Abdullah A. Al-Arian is an Assistant Professor of History at Georgetown University’s Edmund A. Walsh School of Foreign Service in Qatar. In the fall of 2014, he was also a Carnegie Centennial Visiting Fellow with the Center for Middle Eastern Studies at the University of Denver. Dr. Al-Arian received his doctorate in history from Georgetown University. He is the author of Answering the Call: Popular Islamic Activism in Sadat’s Egypt, published by Oxford University Press. He received a Master’s degree from the London School of Economics and his BA in political science from Duke University. He is co-editor of the Critical Currents in Islam page on Jadaliyya. He is also a frequent contributor to the Al Jazeera English network and website.
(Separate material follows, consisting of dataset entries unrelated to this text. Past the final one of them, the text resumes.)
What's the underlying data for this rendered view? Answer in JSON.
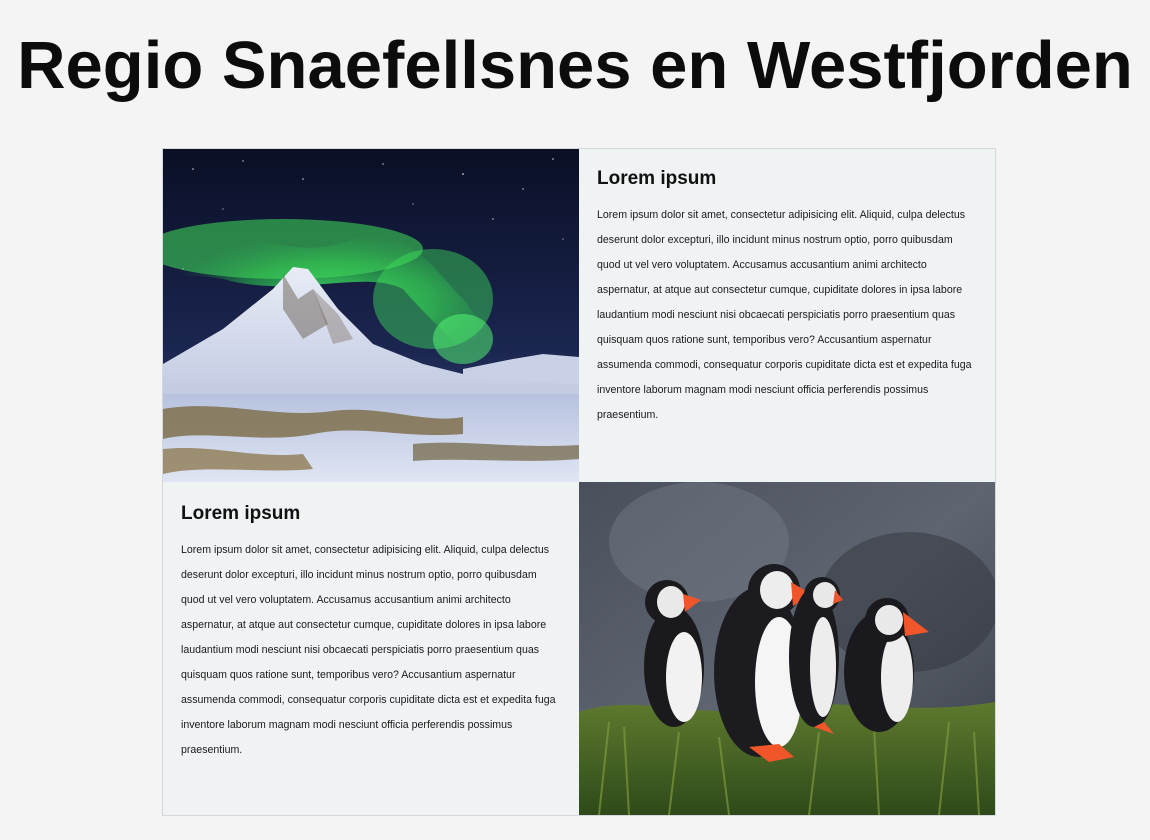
{
  "page": {
    "title": "Regio Snaefellsnes en Westfjorden"
  },
  "sections": [
    {
      "heading": "Lorem ipsum",
      "body": "Lorem ipsum dolor sit amet, consectetur adipisicing elit. Aliquid, culpa delectus deserunt dolor excepturi, illo incidunt minus nostrum optio, porro quibusdam quod ut vel vero voluptatem. Accusamus accusantium animi architecto aspernatur, at atque aut consectetur cumque, cupiditate dolores in ipsa labore laudantium modi nesciunt nisi obcaecati perspiciatis porro praesentium quas quisquam quos ratione sunt, temporibus vero? Accusantium aspernatur assumenda commodi, consequatur corporis cupiditate dicta est et expedita fuga inventore laborum magnam modi nesciunt officia perferendis possimus praesentium."
    },
    {
      "heading": "Lorem ipsum",
      "body": "Lorem ipsum dolor sit amet, consectetur adipisicing elit. Aliquid, culpa delectus deserunt dolor excepturi, illo incidunt minus nostrum optio, porro quibusdam quod ut vel vero voluptatem. Accusamus accusantium animi architecto aspernatur, at atque aut consectetur cumque, cupiditate dolores in ipsa labore laudantium modi nesciunt nisi obcaecati perspiciatis porro praesentium quas quisquam quos ratione sunt, temporibus vero? Accusantium aspernatur assumenda commodi, consequatur corporis cupiditate dicta est et expedita fuga inventore laborum magnam modi nesciunt officia perferendis possimus praesentium."
    }
  ],
  "colors": {
    "background": "#f4f4f4",
    "card_background": "#eff3f4",
    "aurora": "#3fe05a",
    "puffin_beak": "#f0562a"
  },
  "images": {
    "top": "aurora-mountain-photo",
    "bottom": "puffins-photo"
  }
}
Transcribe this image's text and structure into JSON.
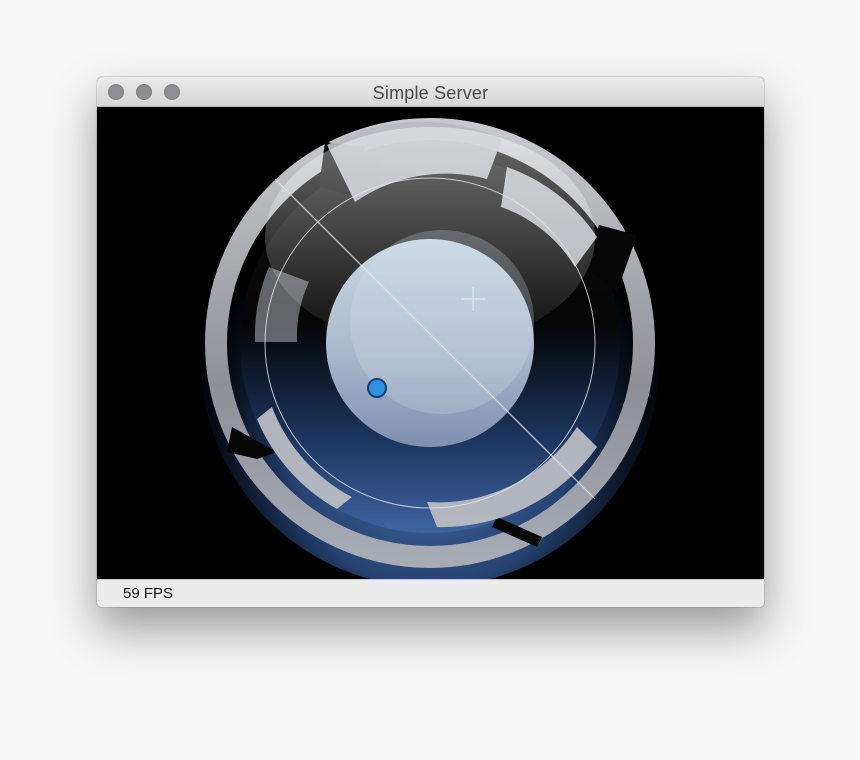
{
  "window": {
    "title": "Simple Server"
  },
  "status": {
    "fps_text": "59 FPS"
  },
  "scene": {
    "description_free": true,
    "colors": {
      "background": "#000000",
      "ring_gray": "#9b9ca0",
      "gear_light": "#c9ccd1",
      "knob_top": "#c4d4e2",
      "knob_bottom": "#8594b2",
      "glow_blue": "#3a5f9a",
      "marker": "#2f8fe0"
    },
    "icons": {
      "marker": "circle-marker-icon",
      "crosshair": "crosshair-icon"
    }
  }
}
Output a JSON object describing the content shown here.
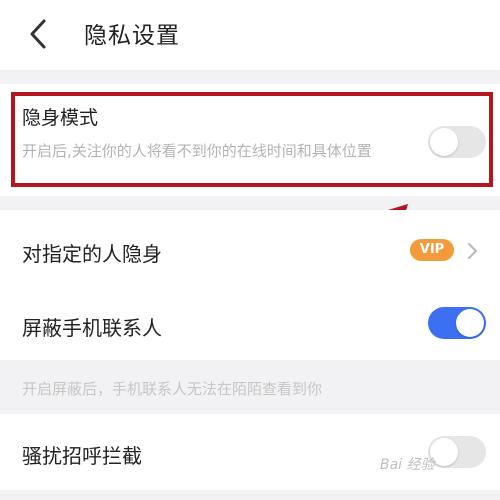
{
  "header": {
    "title": "隐私设置",
    "back_icon": "chevron-left-icon"
  },
  "invisible_mode": {
    "label": "隐身模式",
    "description": "开启后,关注你的人将看不到你的在线时间和具体位置",
    "enabled": false
  },
  "invisible_to_specific": {
    "label": "对指定的人隐身",
    "badge": "VIP"
  },
  "block_contacts": {
    "label": "屏蔽手机联系人",
    "enabled": true,
    "hint": "开启屏蔽后，手机联系人无法在陌陌查看到你"
  },
  "harassment_block": {
    "label": "骚扰招呼拦截",
    "enabled": false
  },
  "watermark": "Bai 经验",
  "colors": {
    "toggle_on": "#3c6ff2",
    "vip": "#f39a3c",
    "highlight": "#b3161c"
  }
}
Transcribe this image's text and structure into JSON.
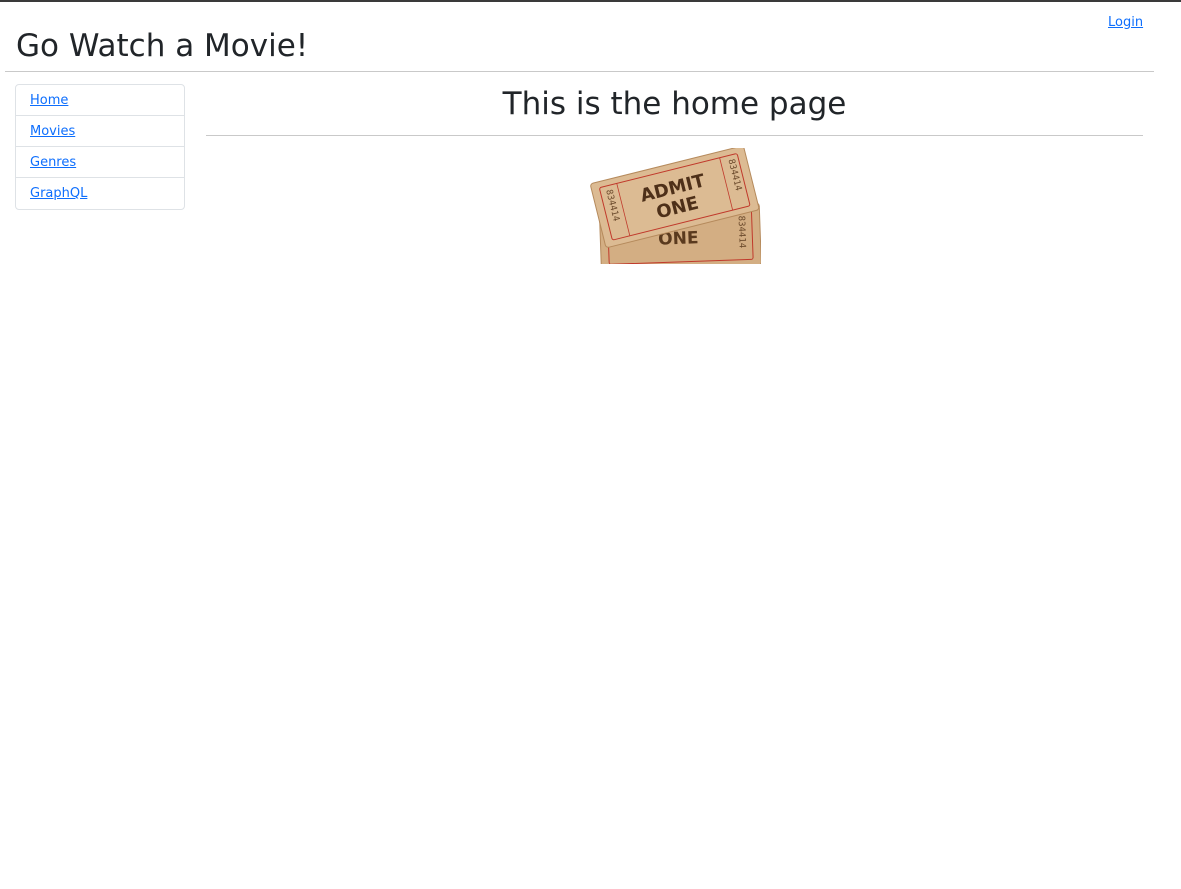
{
  "header": {
    "title": "Go Watch a Movie!",
    "login_label": "Login"
  },
  "sidebar": {
    "items": [
      {
        "label": "Home"
      },
      {
        "label": "Movies"
      },
      {
        "label": "Genres"
      },
      {
        "label": "GraphQL"
      }
    ]
  },
  "main": {
    "heading": "This is the home page",
    "image": {
      "alt": "Admit one movie tickets",
      "ticket_front_text": [
        "ADMIT",
        "ONE"
      ],
      "ticket_back_text": "ONE",
      "serial_number": "834414"
    }
  },
  "colors": {
    "link": "#0d6efd",
    "text": "#212529",
    "ticket": "#d8b48a",
    "ticket_ink": "#5a3a1e",
    "ticket_border": "#c0392b"
  }
}
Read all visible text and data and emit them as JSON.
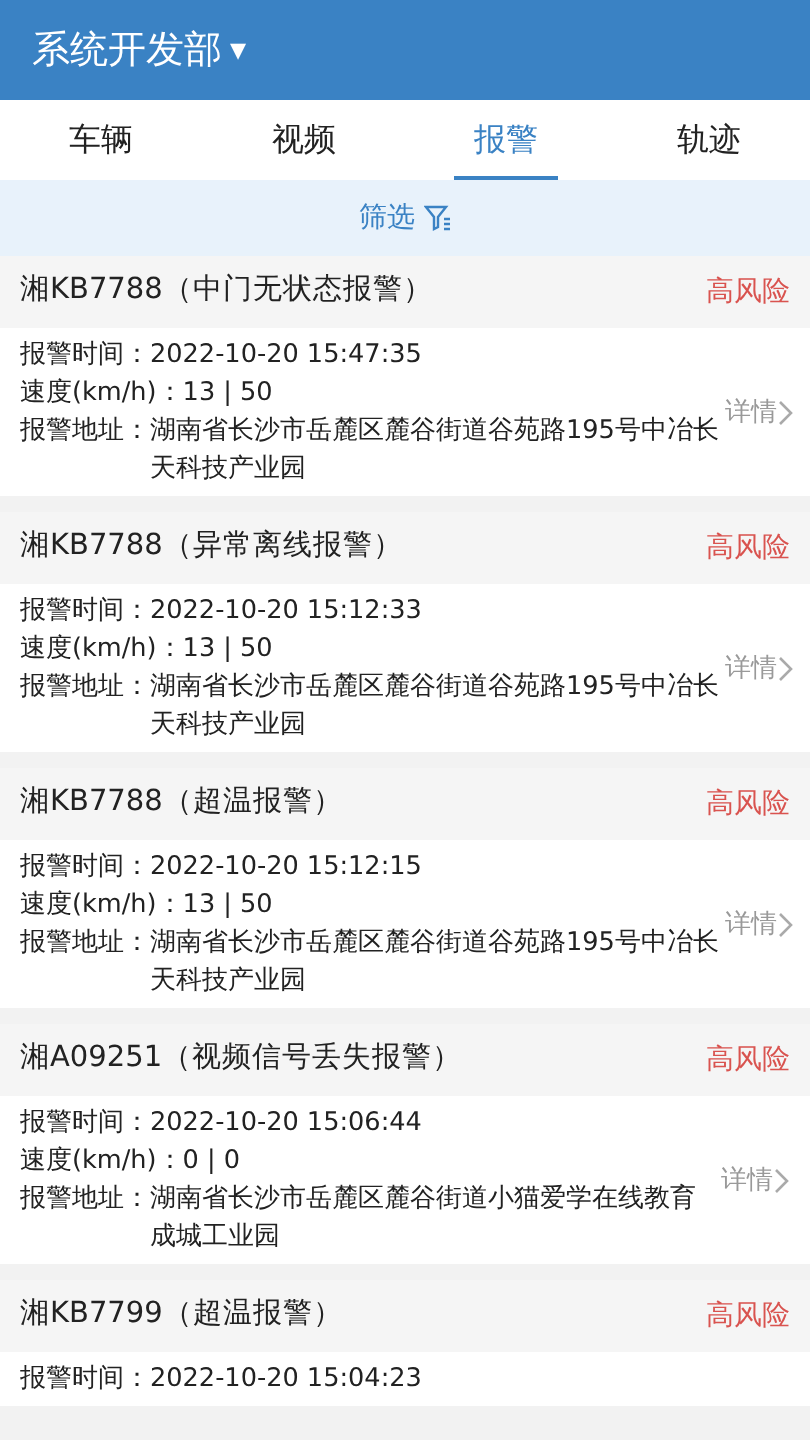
{
  "header": {
    "title": "系统开发部",
    "dropdown": "▾"
  },
  "tabs": [
    {
      "label": "车辆",
      "selected": false
    },
    {
      "label": "视频",
      "selected": false
    },
    {
      "label": "报警",
      "selected": true
    },
    {
      "label": "轨迹",
      "selected": false
    }
  ],
  "filter": {
    "label": "筛选"
  },
  "alarms": [
    {
      "title": "湘KB7788（中门无状态报警）",
      "risk": "高风险",
      "fields": [
        {
          "label": "报警时间：",
          "value": "2022-10-20 15:47:35"
        },
        {
          "label": "速度(km/h)：",
          "value": "13 | 50"
        },
        {
          "label": "报警地址：",
          "value": "湖南省长沙市岳麓区麓谷街道谷苑路195号中冶长天科技产业园"
        }
      ],
      "detail": "详情"
    },
    {
      "title": "湘KB7788（异常离线报警）",
      "risk": "高风险",
      "fields": [
        {
          "label": "报警时间：",
          "value": "2022-10-20 15:12:33"
        },
        {
          "label": "速度(km/h)：",
          "value": "13 | 50"
        },
        {
          "label": "报警地址：",
          "value": "湖南省长沙市岳麓区麓谷街道谷苑路195号中冶长天科技产业园"
        }
      ],
      "detail": "详情"
    },
    {
      "title": "湘KB7788（超温报警）",
      "risk": "高风险",
      "fields": [
        {
          "label": "报警时间：",
          "value": "2022-10-20 15:12:15"
        },
        {
          "label": "速度(km/h)：",
          "value": "13 | 50"
        },
        {
          "label": "报警地址：",
          "value": "湖南省长沙市岳麓区麓谷街道谷苑路195号中冶长天科技产业园"
        }
      ],
      "detail": "详情"
    },
    {
      "title": "湘A09251（视频信号丢失报警）",
      "risk": "高风险",
      "fields": [
        {
          "label": "报警时间：",
          "value": "2022-10-20 15:06:44"
        },
        {
          "label": "速度(km/h)：",
          "value": "0 | 0"
        },
        {
          "label": "报警地址：",
          "value": "湖南省长沙市岳麓区麓谷街道小猫爱学在线教育成城工业园"
        }
      ],
      "detail": "详情"
    },
    {
      "title": "湘KB7799（超温报警）",
      "risk": "高风险",
      "fields": [
        {
          "label": "报警时间：",
          "value": "2022-10-20 15:04:23"
        }
      ]
    }
  ]
}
During his fellowship at CIRS, Al-Arian worked on a research project that aimed to reconsider how we understand the historical role of Islamic social movements in the Arab world. In particular, it looked at the transnational diffusion of what we might call the Muslim Brotherhood “idea” and its subsequent localization in particular nation-state contexts. In reviewing the individual histories of these movements, one notes that in the period beyond the initial diffusion of the Muslim Brotherhood mission established in Egypt during the interwar era, there emerged a tendency for local movements to chart an independent course that tracked closely with the development of national politics in their respective contexts. In this way, what this project aimed to do was to write Islamic social movements back into the national histories of their respective states. By placing the trajectory of Islamists within the context of a broader development of national political and socioeconomic change we can properly situate the development of their charitable associations and social infrastructure to their political party structures and use of national symbols.